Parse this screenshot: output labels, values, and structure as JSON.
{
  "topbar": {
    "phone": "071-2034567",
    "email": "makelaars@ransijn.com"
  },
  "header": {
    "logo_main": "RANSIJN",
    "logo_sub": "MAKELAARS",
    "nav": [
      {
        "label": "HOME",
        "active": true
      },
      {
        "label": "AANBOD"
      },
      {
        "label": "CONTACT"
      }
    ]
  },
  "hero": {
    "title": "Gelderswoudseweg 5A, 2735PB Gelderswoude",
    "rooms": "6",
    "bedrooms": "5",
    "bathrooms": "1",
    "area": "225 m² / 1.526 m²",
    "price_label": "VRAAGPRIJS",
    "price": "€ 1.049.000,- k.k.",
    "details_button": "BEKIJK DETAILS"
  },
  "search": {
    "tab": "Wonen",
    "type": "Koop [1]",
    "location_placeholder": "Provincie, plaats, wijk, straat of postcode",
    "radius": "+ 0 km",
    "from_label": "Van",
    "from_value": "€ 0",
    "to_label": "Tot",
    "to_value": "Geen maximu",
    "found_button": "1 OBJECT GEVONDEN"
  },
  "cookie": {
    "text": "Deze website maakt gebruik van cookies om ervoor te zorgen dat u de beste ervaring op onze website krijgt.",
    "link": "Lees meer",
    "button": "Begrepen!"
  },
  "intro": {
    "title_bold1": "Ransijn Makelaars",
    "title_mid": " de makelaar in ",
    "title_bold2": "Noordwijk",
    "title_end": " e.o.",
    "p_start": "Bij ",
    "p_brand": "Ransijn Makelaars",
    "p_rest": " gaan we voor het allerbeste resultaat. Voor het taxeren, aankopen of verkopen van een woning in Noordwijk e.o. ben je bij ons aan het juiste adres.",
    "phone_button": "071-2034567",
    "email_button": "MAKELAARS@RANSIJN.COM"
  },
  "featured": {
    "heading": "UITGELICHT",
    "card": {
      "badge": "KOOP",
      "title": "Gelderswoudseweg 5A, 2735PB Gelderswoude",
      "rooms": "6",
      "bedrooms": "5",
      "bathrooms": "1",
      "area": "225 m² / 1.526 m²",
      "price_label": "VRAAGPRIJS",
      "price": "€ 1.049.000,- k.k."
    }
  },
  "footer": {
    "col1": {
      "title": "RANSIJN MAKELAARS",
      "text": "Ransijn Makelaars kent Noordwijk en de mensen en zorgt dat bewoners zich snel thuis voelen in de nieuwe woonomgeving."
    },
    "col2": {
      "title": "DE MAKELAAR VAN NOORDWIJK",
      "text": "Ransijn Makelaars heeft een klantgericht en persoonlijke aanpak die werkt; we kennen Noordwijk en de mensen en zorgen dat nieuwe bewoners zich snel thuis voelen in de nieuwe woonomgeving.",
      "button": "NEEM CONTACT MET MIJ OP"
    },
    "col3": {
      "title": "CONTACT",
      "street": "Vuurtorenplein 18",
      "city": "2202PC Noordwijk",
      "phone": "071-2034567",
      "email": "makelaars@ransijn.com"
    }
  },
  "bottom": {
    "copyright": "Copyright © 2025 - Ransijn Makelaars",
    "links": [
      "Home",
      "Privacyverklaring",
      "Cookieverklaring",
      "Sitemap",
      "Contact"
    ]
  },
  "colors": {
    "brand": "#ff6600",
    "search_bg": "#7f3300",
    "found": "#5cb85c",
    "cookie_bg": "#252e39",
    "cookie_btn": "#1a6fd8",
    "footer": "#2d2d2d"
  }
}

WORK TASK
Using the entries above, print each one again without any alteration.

FINISHED TASK
Parse this screenshot: output labels, values, and structure as JSON.
{
  "topbar": {
    "phone": "071-2034567",
    "email": "makelaars@ransijn.com"
  },
  "header": {
    "logo_main": "RANSIJN",
    "logo_sub": "MAKELAARS",
    "nav": [
      {
        "label": "HOME",
        "active": true
      },
      {
        "label": "AANBOD"
      },
      {
        "label": "CONTACT"
      }
    ]
  },
  "hero": {
    "title": "Gelderswoudseweg 5A, 2735PB Gelderswoude",
    "rooms": "6",
    "bedrooms": "5",
    "bathrooms": "1",
    "area": "225 m² / 1.526 m²",
    "price_label": "VRAAGPRIJS",
    "price": "€ 1.049.000,- k.k.",
    "details_button": "BEKIJK DETAILS"
  },
  "search": {
    "tab": "Wonen",
    "type": "Koop [1]",
    "location_placeholder": "Provincie, plaats, wijk, straat of postcode",
    "radius": "+ 0 km",
    "from_label": "Van",
    "from_value": "€ 0",
    "to_label": "Tot",
    "to_value": "Geen maximu",
    "found_button": "1 OBJECT GEVONDEN"
  },
  "cookie": {
    "text": "Deze website maakt gebruik van cookies om ervoor te zorgen dat u de beste ervaring op onze website krijgt.",
    "link": "Lees meer",
    "button": "Begrepen!"
  },
  "intro": {
    "title_bold1": "Ransijn Makelaars",
    "title_mid": " de makelaar in ",
    "title_bold2": "Noordwijk",
    "title_end": " e.o.",
    "p_start": "Bij ",
    "p_brand": "Ransijn Makelaars",
    "p_rest": " gaan we voor het allerbeste resultaat. Voor het taxeren, aankopen of verkopen van een woning in Noordwijk e.o. ben je bij ons aan het juiste adres.",
    "phone_button": "071-2034567",
    "email_button": "MAKELAARS@RANSIJN.COM"
  },
  "featured": {
    "heading": "UITGELICHT",
    "card": {
      "badge": "KOOP",
      "title": "Gelderswoudseweg 5A, 2735PB Gelderswoude",
      "rooms": "6",
      "bedrooms": "5",
      "bathrooms": "1",
      "area": "225 m² / 1.526 m²",
      "price_label": "VRAAGPRIJS",
      "price": "€ 1.049.000,- k.k."
    }
  },
  "footer": {
    "col1": {
      "title": "RANSIJN MAKELAARS",
      "text": "Ransijn Makelaars kent Noordwijk en de mensen en zorgt dat bewoners zich snel thuis voelen in de nieuwe woonomgeving."
    },
    "col2": {
      "title": "DE MAKELAAR VAN NOORDWIJK",
      "text": "Ransijn Makelaars heeft een klantgericht en persoonlijke aanpak die werkt; we kennen Noordwijk en de mensen en zorgen dat nieuwe bewoners zich snel thuis voelen in de nieuwe woonomgeving.",
      "button": "NEEM CONTACT MET MIJ OP"
    },
    "col3": {
      "title": "CONTACT",
      "street": "Vuurtorenplein 18",
      "city": "2202PC Noordwijk",
      "phone": "071-2034567",
      "email": "makelaars@ransijn.com"
    }
  },
  "bottom": {
    "copyright": "Copyright © 2025 - Ransijn Makelaars",
    "links": [
      "Home",
      "Privacyverklaring",
      "Cookieverklaring",
      "Sitemap",
      "Contact"
    ]
  },
  "colors": {
    "brand": "#ff6600",
    "search_bg": "#7f3300",
    "found": "#5cb85c",
    "cookie_bg": "#252e39",
    "cookie_btn": "#1a6fd8",
    "footer": "#2d2d2d"
  }
}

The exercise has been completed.